UHS community members who would like to subscribe to the RSS feed must use news reader software that supports authentication.

This Blog Has Moved

You have reached Kassblog at its new host: Please update your bookmarks. I have moved the site in order to avoid a week’s downtime during our server transition at school. Plus since it appears that I may be blogging for a while, I should get a real URL.

I tweaked the old installation at insideUHS to make the move as smooth as possible. I replaced the main PHP script for the blog (kassblog.php) with the following redirection, so that any old link to the blog will continue to work as long as the old server is up!

(I know you PHP gurus out there know a much more elegant way to find out whether an array item exists!)

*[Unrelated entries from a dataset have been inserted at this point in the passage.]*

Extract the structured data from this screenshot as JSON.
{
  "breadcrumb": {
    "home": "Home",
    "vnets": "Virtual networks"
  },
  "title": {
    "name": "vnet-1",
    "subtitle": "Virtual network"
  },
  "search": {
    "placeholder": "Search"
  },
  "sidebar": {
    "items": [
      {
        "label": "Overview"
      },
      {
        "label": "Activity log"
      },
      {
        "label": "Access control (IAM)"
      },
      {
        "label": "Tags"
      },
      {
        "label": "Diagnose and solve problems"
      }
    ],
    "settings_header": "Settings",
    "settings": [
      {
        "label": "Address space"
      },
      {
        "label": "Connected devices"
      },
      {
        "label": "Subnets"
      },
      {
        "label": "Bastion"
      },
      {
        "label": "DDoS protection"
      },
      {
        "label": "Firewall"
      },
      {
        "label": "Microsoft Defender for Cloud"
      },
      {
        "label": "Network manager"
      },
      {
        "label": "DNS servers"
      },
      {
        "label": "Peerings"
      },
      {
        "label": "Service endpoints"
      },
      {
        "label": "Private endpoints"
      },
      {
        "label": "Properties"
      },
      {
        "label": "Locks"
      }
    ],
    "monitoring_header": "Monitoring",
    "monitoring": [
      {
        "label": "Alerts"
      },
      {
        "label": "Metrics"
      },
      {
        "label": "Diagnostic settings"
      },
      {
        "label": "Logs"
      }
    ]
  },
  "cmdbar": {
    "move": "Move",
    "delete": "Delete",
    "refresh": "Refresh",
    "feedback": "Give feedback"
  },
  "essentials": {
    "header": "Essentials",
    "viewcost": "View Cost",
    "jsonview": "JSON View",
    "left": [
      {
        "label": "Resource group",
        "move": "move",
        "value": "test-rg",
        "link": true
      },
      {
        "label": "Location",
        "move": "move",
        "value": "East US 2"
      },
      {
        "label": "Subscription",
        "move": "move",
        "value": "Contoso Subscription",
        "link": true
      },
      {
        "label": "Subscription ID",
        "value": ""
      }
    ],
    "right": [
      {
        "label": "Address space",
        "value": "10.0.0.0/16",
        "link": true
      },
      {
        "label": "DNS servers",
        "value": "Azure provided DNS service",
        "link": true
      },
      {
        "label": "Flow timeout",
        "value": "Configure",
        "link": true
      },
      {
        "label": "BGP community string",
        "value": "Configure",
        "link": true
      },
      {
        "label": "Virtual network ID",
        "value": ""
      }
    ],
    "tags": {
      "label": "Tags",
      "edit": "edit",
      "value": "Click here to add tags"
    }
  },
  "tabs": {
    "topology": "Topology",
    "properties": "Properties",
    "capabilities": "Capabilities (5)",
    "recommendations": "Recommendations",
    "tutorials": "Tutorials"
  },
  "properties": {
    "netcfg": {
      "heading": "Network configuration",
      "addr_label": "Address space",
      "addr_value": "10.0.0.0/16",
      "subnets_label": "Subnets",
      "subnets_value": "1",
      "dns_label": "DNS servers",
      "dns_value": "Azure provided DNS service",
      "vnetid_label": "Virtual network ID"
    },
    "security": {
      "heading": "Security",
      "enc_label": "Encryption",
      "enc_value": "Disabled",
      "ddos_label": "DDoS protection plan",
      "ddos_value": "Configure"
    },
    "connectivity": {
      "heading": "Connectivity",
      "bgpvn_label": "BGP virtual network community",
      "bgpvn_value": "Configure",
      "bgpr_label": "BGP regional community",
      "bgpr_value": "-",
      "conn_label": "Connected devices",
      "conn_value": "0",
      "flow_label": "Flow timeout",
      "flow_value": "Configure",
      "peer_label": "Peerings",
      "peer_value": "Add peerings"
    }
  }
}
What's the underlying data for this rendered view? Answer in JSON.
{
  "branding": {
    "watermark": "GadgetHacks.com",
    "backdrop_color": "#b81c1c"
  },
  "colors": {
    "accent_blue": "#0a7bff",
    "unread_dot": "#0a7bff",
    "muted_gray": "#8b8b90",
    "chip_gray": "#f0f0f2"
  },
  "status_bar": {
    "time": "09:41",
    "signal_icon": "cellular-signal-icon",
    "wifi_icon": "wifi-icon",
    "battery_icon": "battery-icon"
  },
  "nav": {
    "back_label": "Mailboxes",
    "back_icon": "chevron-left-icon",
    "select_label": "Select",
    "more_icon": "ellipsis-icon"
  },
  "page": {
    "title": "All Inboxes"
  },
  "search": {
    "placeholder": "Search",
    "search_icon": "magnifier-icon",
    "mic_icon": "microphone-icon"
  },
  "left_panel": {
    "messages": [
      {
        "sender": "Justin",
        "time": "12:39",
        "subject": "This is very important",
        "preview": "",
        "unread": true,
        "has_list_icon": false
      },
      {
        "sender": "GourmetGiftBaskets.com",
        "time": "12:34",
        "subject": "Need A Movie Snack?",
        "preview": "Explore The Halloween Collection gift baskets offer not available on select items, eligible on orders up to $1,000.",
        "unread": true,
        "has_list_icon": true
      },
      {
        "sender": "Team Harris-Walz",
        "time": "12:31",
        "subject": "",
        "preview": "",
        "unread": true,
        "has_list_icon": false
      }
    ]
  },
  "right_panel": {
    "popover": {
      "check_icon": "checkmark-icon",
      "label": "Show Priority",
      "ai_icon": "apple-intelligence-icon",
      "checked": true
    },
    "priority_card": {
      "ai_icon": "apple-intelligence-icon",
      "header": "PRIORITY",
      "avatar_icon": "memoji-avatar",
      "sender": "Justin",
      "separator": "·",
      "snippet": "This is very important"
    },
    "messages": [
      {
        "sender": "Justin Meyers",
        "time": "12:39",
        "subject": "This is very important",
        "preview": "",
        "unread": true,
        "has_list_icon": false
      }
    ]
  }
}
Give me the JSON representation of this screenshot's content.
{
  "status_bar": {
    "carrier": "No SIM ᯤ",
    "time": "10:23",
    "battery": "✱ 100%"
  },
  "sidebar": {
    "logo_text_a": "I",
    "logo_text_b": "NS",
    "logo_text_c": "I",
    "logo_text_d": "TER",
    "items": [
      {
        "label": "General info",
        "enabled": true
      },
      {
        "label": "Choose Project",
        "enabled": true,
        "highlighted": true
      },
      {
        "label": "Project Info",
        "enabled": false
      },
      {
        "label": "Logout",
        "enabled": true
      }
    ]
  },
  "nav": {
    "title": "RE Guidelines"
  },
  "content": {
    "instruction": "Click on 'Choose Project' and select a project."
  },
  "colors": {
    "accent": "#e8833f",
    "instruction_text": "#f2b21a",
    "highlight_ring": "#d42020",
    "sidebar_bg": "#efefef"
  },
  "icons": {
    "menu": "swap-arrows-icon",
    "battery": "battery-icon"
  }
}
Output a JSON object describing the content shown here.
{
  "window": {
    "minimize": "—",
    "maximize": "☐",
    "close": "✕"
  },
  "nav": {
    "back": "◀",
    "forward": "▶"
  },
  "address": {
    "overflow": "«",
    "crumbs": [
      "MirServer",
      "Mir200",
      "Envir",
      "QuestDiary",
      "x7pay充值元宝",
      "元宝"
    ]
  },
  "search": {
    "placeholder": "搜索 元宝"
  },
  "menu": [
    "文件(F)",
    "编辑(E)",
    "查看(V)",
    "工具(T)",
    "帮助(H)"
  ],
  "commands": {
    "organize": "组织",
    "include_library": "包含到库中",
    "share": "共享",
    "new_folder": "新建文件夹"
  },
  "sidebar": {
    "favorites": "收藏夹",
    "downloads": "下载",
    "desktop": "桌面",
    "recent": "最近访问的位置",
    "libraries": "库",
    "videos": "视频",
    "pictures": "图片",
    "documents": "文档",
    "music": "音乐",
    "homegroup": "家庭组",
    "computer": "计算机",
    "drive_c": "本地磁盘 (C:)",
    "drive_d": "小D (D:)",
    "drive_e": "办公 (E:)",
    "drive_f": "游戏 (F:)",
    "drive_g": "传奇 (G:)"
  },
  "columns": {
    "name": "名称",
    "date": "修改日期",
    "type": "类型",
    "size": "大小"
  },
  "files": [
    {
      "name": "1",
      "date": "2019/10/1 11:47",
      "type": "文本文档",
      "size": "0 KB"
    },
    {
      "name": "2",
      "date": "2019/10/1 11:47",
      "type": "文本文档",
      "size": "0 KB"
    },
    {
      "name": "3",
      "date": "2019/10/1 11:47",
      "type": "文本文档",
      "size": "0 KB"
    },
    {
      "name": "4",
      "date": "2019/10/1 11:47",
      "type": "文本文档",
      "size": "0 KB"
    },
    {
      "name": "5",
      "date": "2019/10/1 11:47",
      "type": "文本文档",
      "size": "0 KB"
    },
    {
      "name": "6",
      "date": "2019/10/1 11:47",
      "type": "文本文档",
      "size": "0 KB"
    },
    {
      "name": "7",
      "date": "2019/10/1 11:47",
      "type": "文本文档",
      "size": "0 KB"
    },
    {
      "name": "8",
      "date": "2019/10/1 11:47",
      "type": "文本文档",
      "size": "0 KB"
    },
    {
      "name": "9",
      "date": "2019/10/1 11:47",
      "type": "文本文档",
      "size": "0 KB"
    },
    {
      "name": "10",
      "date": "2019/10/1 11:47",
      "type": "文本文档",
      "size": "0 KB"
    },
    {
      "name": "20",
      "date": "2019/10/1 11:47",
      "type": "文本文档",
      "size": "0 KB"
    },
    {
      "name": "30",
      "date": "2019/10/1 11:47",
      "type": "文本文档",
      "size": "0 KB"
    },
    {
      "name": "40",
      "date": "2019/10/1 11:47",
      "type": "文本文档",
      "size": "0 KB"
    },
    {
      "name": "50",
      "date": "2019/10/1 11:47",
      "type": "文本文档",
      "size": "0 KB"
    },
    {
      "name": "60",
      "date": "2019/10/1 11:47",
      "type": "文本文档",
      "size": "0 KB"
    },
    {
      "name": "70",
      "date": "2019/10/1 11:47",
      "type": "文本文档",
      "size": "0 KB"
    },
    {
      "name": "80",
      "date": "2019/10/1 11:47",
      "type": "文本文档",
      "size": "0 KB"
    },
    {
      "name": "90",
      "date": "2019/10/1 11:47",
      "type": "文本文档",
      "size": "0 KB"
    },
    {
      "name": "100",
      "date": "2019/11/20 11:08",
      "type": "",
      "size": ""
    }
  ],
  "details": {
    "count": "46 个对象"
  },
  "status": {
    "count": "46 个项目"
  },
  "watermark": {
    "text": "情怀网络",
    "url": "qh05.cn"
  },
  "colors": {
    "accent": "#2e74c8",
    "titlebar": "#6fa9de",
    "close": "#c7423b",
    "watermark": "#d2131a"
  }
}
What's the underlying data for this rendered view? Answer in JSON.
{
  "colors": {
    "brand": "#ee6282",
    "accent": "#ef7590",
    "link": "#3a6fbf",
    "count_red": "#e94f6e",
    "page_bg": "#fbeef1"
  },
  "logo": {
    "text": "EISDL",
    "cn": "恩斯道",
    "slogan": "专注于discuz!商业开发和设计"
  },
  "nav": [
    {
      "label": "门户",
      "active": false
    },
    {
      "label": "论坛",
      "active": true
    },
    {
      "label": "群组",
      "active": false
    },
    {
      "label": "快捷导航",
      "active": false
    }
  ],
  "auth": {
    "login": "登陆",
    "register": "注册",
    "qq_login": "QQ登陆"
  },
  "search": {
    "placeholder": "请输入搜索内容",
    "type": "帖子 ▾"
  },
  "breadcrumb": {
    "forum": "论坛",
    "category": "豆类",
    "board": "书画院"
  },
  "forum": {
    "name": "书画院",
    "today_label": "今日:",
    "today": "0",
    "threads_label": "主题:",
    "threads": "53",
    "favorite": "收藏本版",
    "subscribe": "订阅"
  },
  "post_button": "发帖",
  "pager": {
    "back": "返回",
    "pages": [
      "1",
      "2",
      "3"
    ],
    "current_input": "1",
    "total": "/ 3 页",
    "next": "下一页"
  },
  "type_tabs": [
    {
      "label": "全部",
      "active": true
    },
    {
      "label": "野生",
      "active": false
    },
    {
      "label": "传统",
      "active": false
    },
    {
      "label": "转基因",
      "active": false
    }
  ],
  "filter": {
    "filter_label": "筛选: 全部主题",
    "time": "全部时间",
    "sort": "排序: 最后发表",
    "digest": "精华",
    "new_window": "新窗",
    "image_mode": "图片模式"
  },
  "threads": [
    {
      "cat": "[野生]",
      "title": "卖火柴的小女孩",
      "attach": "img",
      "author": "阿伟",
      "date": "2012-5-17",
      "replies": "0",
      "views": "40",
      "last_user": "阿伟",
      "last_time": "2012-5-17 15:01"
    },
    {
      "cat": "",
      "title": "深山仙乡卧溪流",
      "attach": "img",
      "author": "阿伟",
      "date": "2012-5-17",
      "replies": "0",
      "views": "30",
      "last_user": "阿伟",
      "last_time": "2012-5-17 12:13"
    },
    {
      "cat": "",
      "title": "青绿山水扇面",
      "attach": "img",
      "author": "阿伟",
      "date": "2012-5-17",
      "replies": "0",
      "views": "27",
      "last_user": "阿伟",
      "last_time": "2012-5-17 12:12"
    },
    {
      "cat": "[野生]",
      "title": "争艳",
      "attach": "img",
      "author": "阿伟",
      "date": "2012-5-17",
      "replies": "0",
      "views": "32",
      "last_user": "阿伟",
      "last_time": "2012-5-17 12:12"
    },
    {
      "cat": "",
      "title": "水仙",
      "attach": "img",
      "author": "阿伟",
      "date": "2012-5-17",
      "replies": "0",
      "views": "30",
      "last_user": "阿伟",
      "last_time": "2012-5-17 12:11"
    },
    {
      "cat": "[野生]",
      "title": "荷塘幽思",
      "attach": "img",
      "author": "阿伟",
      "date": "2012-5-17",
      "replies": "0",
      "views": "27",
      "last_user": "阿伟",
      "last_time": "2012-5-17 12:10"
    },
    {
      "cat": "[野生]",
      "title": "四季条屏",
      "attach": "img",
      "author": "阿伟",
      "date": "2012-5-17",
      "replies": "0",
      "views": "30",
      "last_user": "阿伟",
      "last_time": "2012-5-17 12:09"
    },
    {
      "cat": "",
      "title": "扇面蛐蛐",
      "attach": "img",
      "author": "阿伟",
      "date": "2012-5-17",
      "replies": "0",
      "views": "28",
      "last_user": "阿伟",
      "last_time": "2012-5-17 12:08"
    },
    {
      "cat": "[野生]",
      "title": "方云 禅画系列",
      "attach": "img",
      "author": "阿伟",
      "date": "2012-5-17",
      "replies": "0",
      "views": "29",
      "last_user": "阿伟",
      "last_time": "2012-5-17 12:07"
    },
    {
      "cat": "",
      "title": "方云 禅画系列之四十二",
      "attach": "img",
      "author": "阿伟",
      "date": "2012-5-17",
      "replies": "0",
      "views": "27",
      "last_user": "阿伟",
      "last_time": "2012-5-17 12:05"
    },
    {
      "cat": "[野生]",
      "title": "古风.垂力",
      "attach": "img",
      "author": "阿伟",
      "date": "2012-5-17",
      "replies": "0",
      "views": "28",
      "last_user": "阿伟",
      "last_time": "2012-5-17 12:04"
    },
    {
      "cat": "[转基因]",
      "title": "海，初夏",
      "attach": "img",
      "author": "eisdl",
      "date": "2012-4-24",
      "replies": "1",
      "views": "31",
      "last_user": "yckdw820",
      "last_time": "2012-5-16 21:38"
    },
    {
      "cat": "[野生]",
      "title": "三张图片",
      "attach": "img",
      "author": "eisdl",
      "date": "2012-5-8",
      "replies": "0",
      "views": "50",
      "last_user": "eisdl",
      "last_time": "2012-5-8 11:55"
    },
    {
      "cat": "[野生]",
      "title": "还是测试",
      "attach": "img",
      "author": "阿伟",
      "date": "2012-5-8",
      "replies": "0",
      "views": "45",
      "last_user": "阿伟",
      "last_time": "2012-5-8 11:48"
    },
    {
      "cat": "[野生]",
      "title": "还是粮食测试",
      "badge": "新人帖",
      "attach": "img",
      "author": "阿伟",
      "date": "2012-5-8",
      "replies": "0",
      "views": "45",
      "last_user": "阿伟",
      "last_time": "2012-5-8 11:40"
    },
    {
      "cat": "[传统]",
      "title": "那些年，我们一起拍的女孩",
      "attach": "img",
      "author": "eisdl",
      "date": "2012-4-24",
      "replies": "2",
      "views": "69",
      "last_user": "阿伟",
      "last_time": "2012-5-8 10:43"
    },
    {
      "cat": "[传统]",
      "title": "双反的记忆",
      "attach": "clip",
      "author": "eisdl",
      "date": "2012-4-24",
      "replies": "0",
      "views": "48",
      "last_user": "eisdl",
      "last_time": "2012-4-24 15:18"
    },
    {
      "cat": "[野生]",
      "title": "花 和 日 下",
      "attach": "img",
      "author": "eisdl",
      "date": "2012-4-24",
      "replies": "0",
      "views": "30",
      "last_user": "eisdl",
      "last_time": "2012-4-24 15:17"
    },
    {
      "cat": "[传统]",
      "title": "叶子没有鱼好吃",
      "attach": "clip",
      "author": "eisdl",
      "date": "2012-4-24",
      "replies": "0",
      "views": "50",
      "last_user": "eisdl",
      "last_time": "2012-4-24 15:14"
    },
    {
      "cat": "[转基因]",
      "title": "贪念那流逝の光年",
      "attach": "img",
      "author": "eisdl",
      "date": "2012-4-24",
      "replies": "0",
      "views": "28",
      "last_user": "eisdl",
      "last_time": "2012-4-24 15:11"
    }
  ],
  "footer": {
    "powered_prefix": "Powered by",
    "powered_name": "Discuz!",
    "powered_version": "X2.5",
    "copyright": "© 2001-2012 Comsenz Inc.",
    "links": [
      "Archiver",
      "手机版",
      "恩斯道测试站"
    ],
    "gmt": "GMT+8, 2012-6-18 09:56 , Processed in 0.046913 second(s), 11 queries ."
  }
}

In order to get the latest Nucleus CMS software, I created a brand new installation on this server and then migrating all of the mySQL data from the old to the new. The only problem was in restoring the skin files. The new installation didn’t want to import my customized skin files, because it thought the skin was already imported (due to the mySQL data). I got around that by deleting the skin before uploading and importing it.